▸ **YOUR GOAL**: Every line of the entries with the word "convTrc" in it should be shown.

▸ **PROVIDED ENTRIES**:
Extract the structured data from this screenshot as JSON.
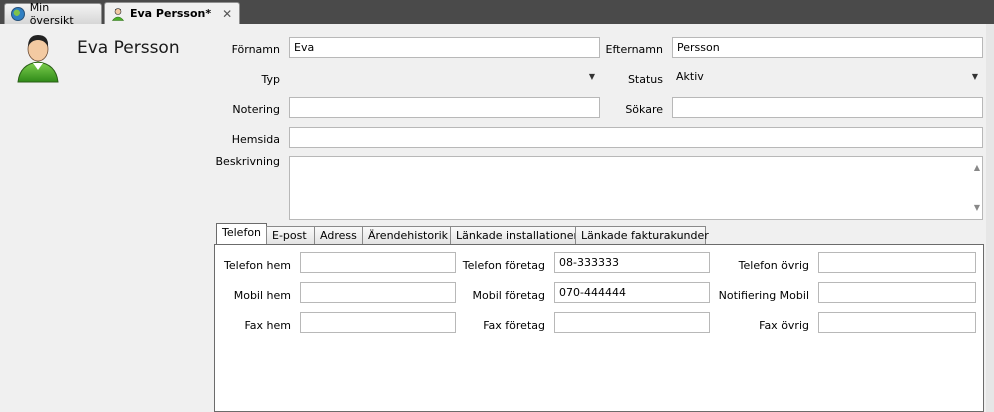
{
  "doc_tabs": [
    {
      "label": "Min översikt",
      "icon": "globe-icon"
    },
    {
      "label": "Eva Persson*",
      "icon": "person-icon",
      "close": "✕"
    }
  ],
  "header": {
    "name": "Eva Persson"
  },
  "form": {
    "fornamn_label": "Förnamn",
    "fornamn_value": "Eva",
    "efternamn_label": "Efternamn",
    "efternamn_value": "Persson",
    "typ_label": "Typ",
    "typ_value": "",
    "status_label": "Status",
    "status_value": "Aktiv",
    "notering_label": "Notering",
    "notering_value": "",
    "sokare_label": "Sökare",
    "sokare_value": "",
    "hemsida_label": "Hemsida",
    "hemsida_value": "",
    "beskrivning_label": "Beskrivning",
    "beskrivning_value": ""
  },
  "tabs": [
    "Telefon",
    "E-post",
    "Adress",
    "Ärendehistorik",
    "Länkade installationer",
    "Länkade fakturakunder"
  ],
  "phone": {
    "telefon_hem_label": "Telefon hem",
    "telefon_hem_value": "",
    "telefon_foretag_label": "Telefon företag",
    "telefon_foretag_value": "08-333333",
    "telefon_ovrig_label": "Telefon övrig",
    "telefon_ovrig_value": "",
    "mobil_hem_label": "Mobil hem",
    "mobil_hem_value": "",
    "mobil_foretag_label": "Mobil företag",
    "mobil_foretag_value": "070-444444",
    "notifiering_mobil_label": "Notifiering Mobil",
    "notifiering_mobil_value": "",
    "fax_hem_label": "Fax hem",
    "fax_hem_value": "",
    "fax_foretag_label": "Fax företag",
    "fax_foretag_value": "",
    "fax_ovrig_label": "Fax övrig",
    "fax_ovrig_value": ""
  }
}
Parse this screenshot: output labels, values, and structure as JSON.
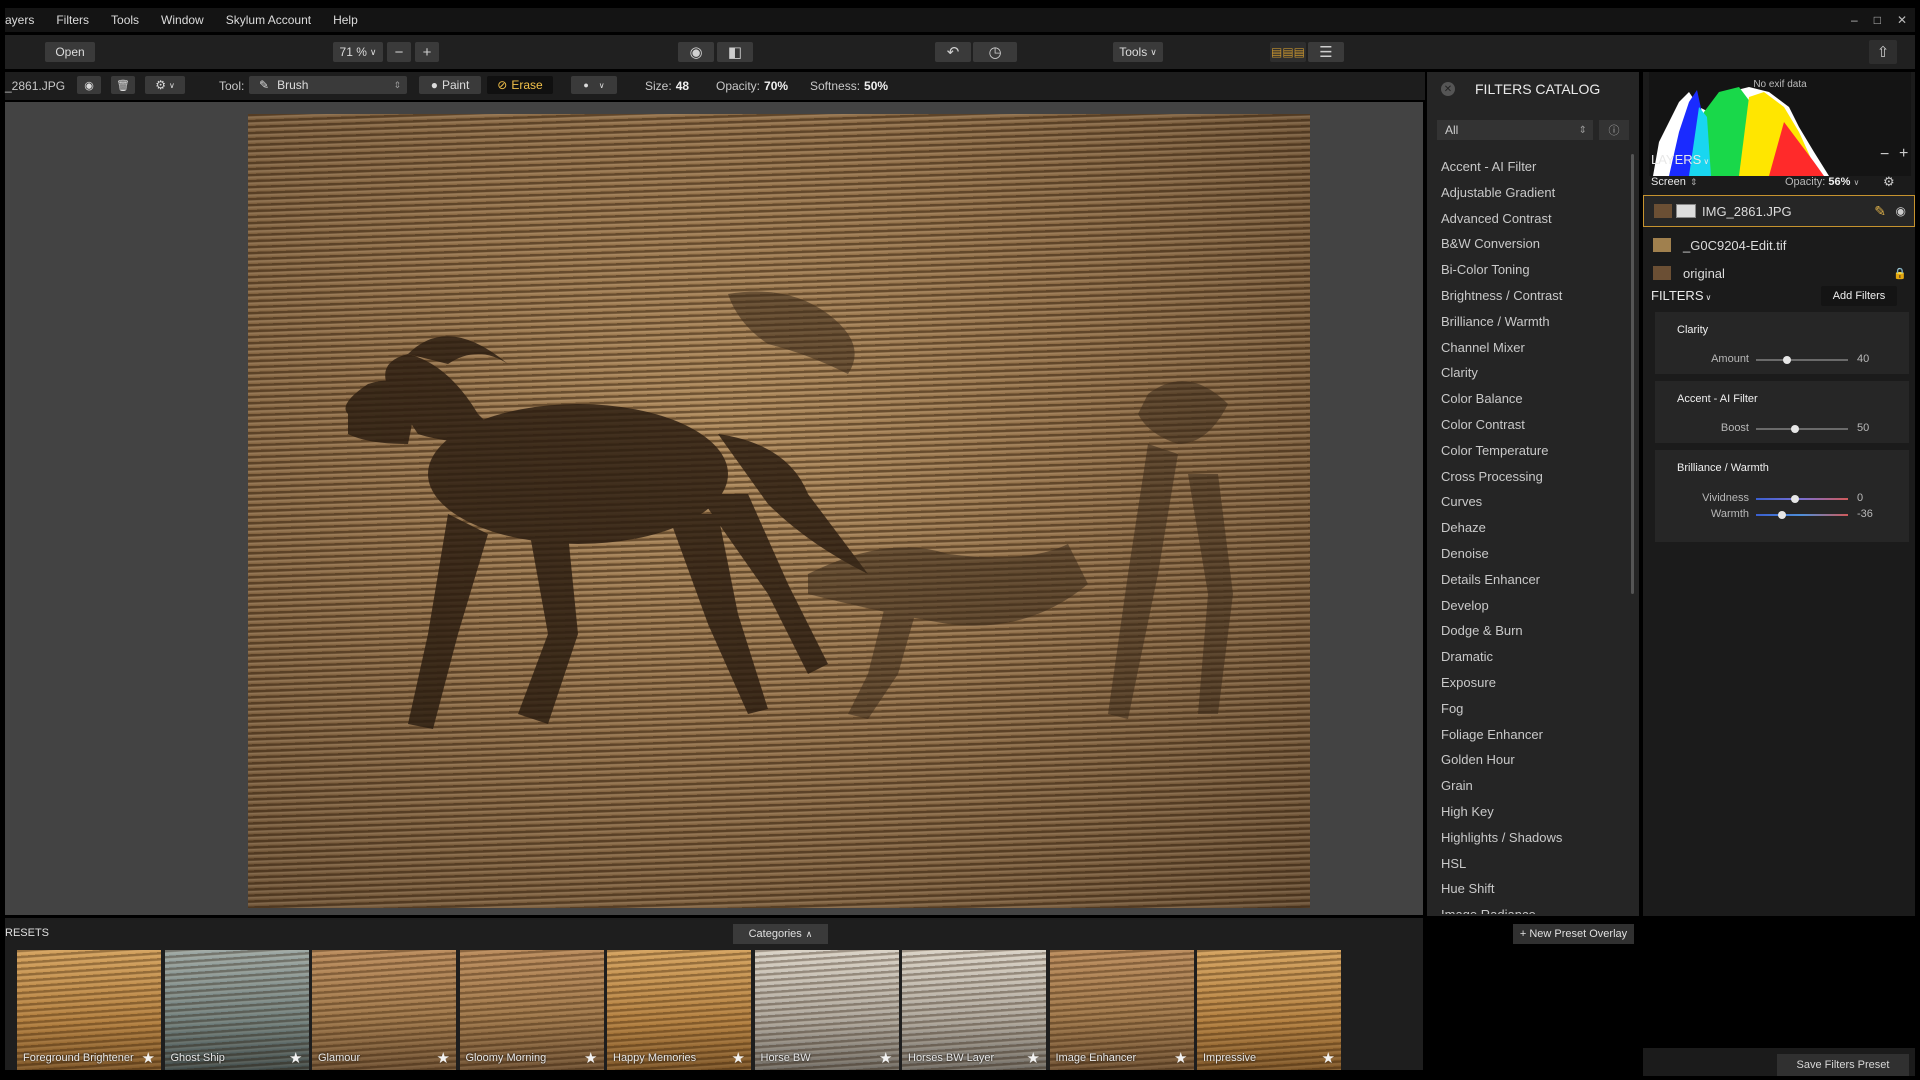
{
  "menu": [
    "ayers",
    "Filters",
    "Tools",
    "Window",
    "Skylum Account",
    "Help"
  ],
  "toolbar": {
    "open_label": "Open",
    "zoom": "71 %",
    "tools_label": "Tools"
  },
  "tool_options": {
    "filename": "_2861.JPG",
    "tool_label": "Tool:",
    "tool_value": "Brush",
    "paint_label": "Paint",
    "erase_label": "Erase",
    "size_label": "Size:",
    "size_value": "48",
    "opacity_label": "Opacity:",
    "opacity_value": "70%",
    "softness_label": "Softness:",
    "softness_value": "50%"
  },
  "catalog": {
    "title": "FILTERS CATALOG",
    "filter_value": "All",
    "items": [
      "Accent - AI Filter",
      "Adjustable Gradient",
      "Advanced Contrast",
      "B&W Conversion",
      "Bi-Color Toning",
      "Brightness / Contrast",
      "Brilliance / Warmth",
      "Channel Mixer",
      "Clarity",
      "Color Balance",
      "Color Contrast",
      "Color Temperature",
      "Cross Processing",
      "Curves",
      "Dehaze",
      "Denoise",
      "Details Enhancer",
      "Develop",
      "Dodge & Burn",
      "Dramatic",
      "Exposure",
      "Fog",
      "Foliage Enhancer",
      "Golden Hour",
      "Grain",
      "High Key",
      "Highlights / Shadows",
      "HSL",
      "Hue Shift",
      "Image Radiance"
    ]
  },
  "histogram": {
    "label": "No exif data"
  },
  "layers": {
    "title": "LAYERS",
    "blend_mode": "Screen",
    "opacity_label": "Opacity:",
    "opacity_value": "56%",
    "items": [
      {
        "name": "IMG_2861.JPG",
        "active": true
      },
      {
        "name": "_G0C9204-Edit.tif",
        "active": false
      },
      {
        "name": "original",
        "active": false
      }
    ]
  },
  "filters": {
    "title": "FILTERS",
    "add_label": "Add Filters",
    "cards": [
      {
        "title": "Clarity",
        "sliders": [
          {
            "label": "Amount",
            "value": "40",
            "pos": 0.34
          }
        ]
      },
      {
        "title": "Accent - AI Filter",
        "sliders": [
          {
            "label": "Boost",
            "value": "50",
            "pos": 0.42
          }
        ]
      },
      {
        "title": "Brilliance / Warmth",
        "sliders": [
          {
            "label": "Vividness",
            "value": "0",
            "pos": 0.42,
            "track": "#7a6fd0"
          },
          {
            "label": "Warmth",
            "value": "-36",
            "pos": 0.28,
            "track": "#4f8fd8"
          }
        ]
      }
    ]
  },
  "presets": {
    "title": "RESETS",
    "categories_label": "Categories",
    "new_overlay_label": "+ New Preset Overlay",
    "items": [
      {
        "name": "Foreground Brightener",
        "style": "warm"
      },
      {
        "name": "Ghost Ship",
        "style": "teal"
      },
      {
        "name": "Glamour",
        "style": ""
      },
      {
        "name": "Gloomy Morning",
        "style": ""
      },
      {
        "name": "Happy Memories",
        "style": "warm"
      },
      {
        "name": "Horse BW",
        "style": "bw"
      },
      {
        "name": "Horses BW Layer",
        "style": "bw"
      },
      {
        "name": "Image Enhancer",
        "style": ""
      },
      {
        "name": "Impressive",
        "style": "warm"
      }
    ],
    "star_glyph": "★"
  },
  "save_label": "Save Filters Preset",
  "colors": {
    "accent": "#c6932f",
    "erase_bg": "#101010"
  }
}
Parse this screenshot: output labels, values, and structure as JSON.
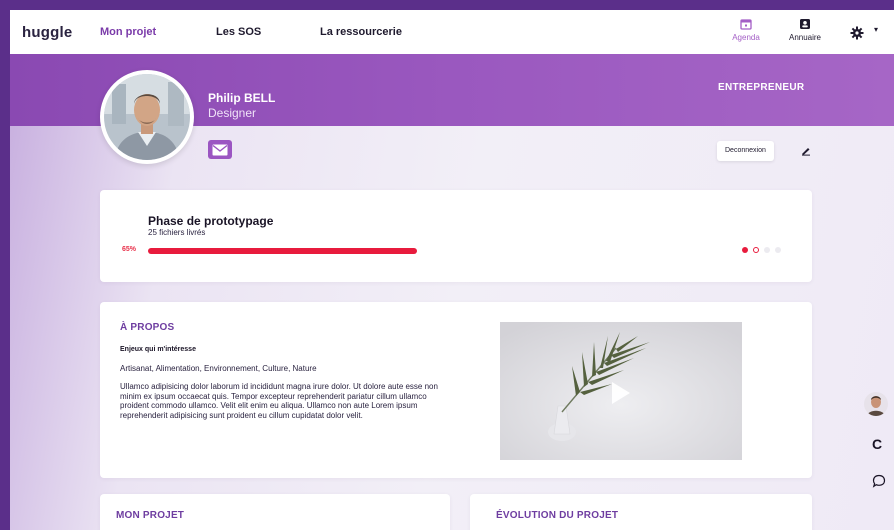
{
  "nav": {
    "logo": "huggle",
    "links": [
      "Mon projet",
      "Les SOS",
      "La ressourcerie"
    ],
    "agenda_label": "Agenda",
    "annuaire_label": "Annuaire",
    "agenda_icon": "calendar-icon",
    "annuaire_icon": "contact-card-icon",
    "settings_icon": "gear-icon"
  },
  "profile": {
    "name": "Philip BELL",
    "role": "Designer",
    "badge": "ENTREPRENEUR",
    "logout_label": "Deconnexion",
    "mail_icon": "mail-icon",
    "edit_icon": "pencil-icon"
  },
  "phase": {
    "title": "Phase de prototypage",
    "subtitle": "25 fichiers livrés",
    "percent_label": "65%",
    "progress": 0.65,
    "active_step": 1,
    "steps": 4
  },
  "about": {
    "title": "À PROPOS",
    "label": "Enjeux qui m'intéresse",
    "tags": "Artisanat, Alimentation, Environnement, Culture, Nature",
    "text": "Ullamco adipisicing dolor laborum id incididunt magna irure dolor. Ut dolore aute esse non minim ex ipsum occaecat quis. Tempor excepteur reprehenderit pariatur cillum ullamco proident commodo ullamco. Velit elit enim eu aliqua. Ullamco non aute Lorem ipsum reprehenderit adipisicing sunt proident eu cillum cupidatat dolor velit."
  },
  "sections": {
    "projet_title": "MON PROJET",
    "evolution_title": "ÉVOLUTION DU PROJET"
  },
  "floating": {
    "letter": "C",
    "chat_icon": "chat-bubble-icon"
  },
  "colors": {
    "brand": "#8a49b2",
    "accent": "#e81b3d",
    "section_title": "#6e3da0"
  }
}
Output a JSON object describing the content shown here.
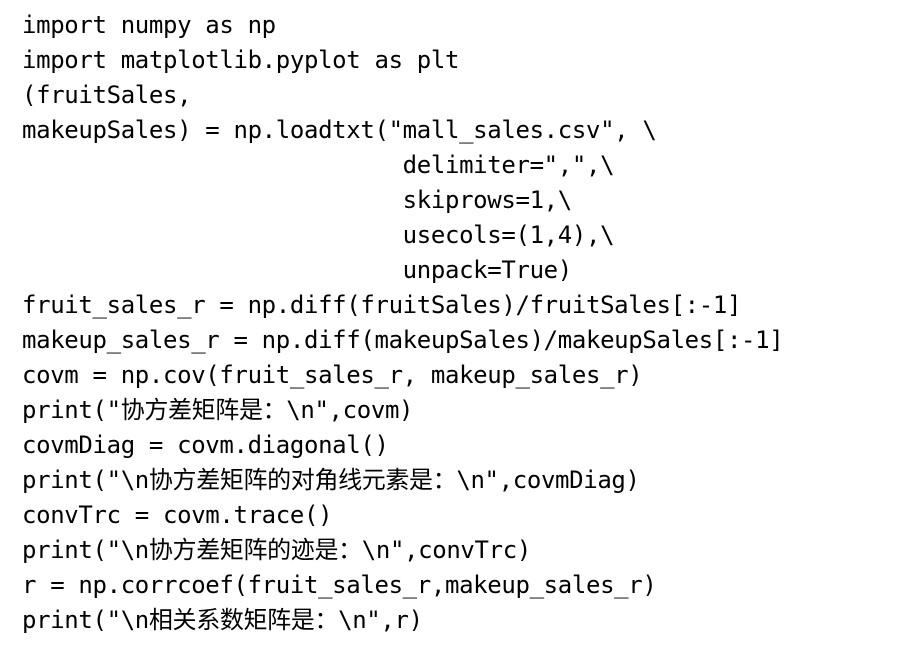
{
  "code": {
    "lines": [
      "import numpy as np",
      "import matplotlib.pyplot as plt",
      "(fruitSales,",
      "makeupSales) = np.loadtxt(\"mall_sales.csv\", \\",
      "                           delimiter=\",\",\\",
      "                           skiprows=1,\\",
      "                           usecols=(1,4),\\",
      "                           unpack=True)",
      "fruit_sales_r = np.diff(fruitSales)/fruitSales[:-1]",
      "makeup_sales_r = np.diff(makeupSales)/makeupSales[:-1]",
      "covm = np.cov(fruit_sales_r, makeup_sales_r)",
      "print(\"协方差矩阵是：\\n\",covm)",
      "covmDiag = covm.diagonal()",
      "print(\"\\n协方差矩阵的对角线元素是：\\n\",covmDiag)",
      "convTrc = covm.trace()",
      "print(\"\\n协方差矩阵的迹是：\\n\",convTrc)",
      "r = np.corrcoef(fruit_sales_r,makeup_sales_r)",
      "print(\"\\n相关系数矩阵是：\\n\",r)"
    ]
  }
}
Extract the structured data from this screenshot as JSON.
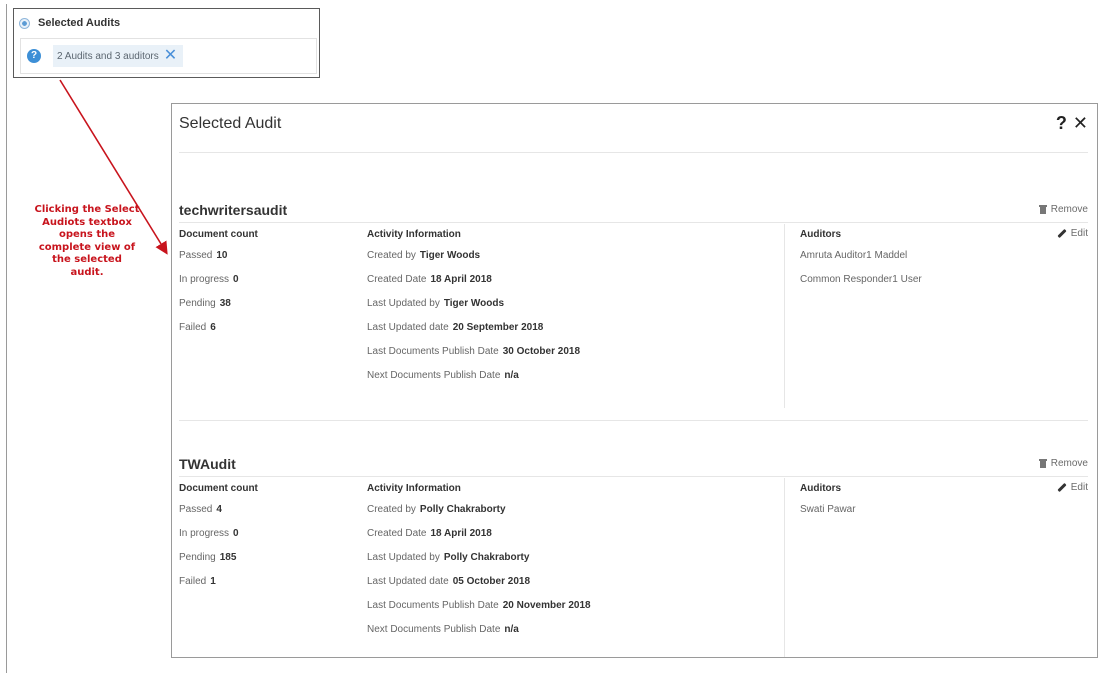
{
  "selector": {
    "title": "Selected Audits",
    "chip_text": "2 Audits and 3 auditors",
    "chip_remove": "✕",
    "help_glyph": "?"
  },
  "annotation": {
    "lines": [
      "Clicking the Select",
      "Audiots textbox",
      "opens the",
      "complete view of",
      "the selected",
      "audit."
    ],
    "color": "#c8141d"
  },
  "dialog": {
    "title": "Selected Audit",
    "help_glyph": "?",
    "close_glyph": "✕",
    "remove_label": "Remove",
    "edit_label": "Edit",
    "doc_heading": "Document count",
    "activity_heading": "Activity Information",
    "auditors_heading": "Auditors",
    "audits": [
      {
        "name": "techwritersaudit",
        "documents": [
          {
            "label": "Passed",
            "value": "10"
          },
          {
            "label": "In progress",
            "value": "0"
          },
          {
            "label": "Pending",
            "value": "38"
          },
          {
            "label": "Failed",
            "value": "6"
          }
        ],
        "activity": [
          {
            "label": "Created by",
            "value": "Tiger Woods"
          },
          {
            "label": "Created Date",
            "value": "18 April 2018"
          },
          {
            "label": "Last Updated by",
            "value": "Tiger Woods"
          },
          {
            "label": "Last Updated date",
            "value": "20 September 2018"
          },
          {
            "label": "Last Documents Publish Date",
            "value": "30 October 2018"
          },
          {
            "label": "Next Documents Publish Date",
            "value": "n/a"
          }
        ],
        "auditors": [
          "Amruta Auditor1 Maddel",
          "Common Responder1 User"
        ]
      },
      {
        "name": "TWAudit",
        "documents": [
          {
            "label": "Passed",
            "value": "4"
          },
          {
            "label": "In progress",
            "value": "0"
          },
          {
            "label": "Pending",
            "value": "185"
          },
          {
            "label": "Failed",
            "value": "1"
          }
        ],
        "activity": [
          {
            "label": "Created by",
            "value": "Polly Chakraborty"
          },
          {
            "label": "Created Date",
            "value": "18 April 2018"
          },
          {
            "label": "Last Updated by",
            "value": "Polly Chakraborty"
          },
          {
            "label": "Last Updated date",
            "value": "05 October 2018"
          },
          {
            "label": "Last Documents Publish Date",
            "value": "20 November 2018"
          },
          {
            "label": "Next Documents Publish Date",
            "value": "n/a"
          }
        ],
        "auditors": [
          "Swati Pawar"
        ]
      }
    ]
  }
}
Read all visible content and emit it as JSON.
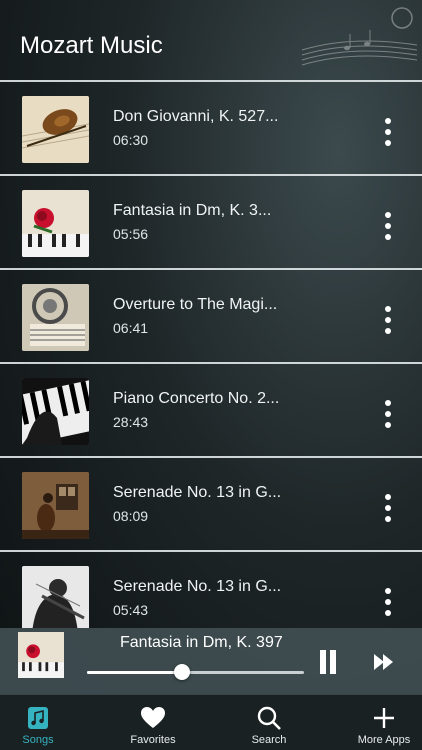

▸ **ANSWER SPACE**:
      "convTrc = covm.trace()",
      "print(\"\\n协方差矩阵的迹是：\\n\",convTrc)",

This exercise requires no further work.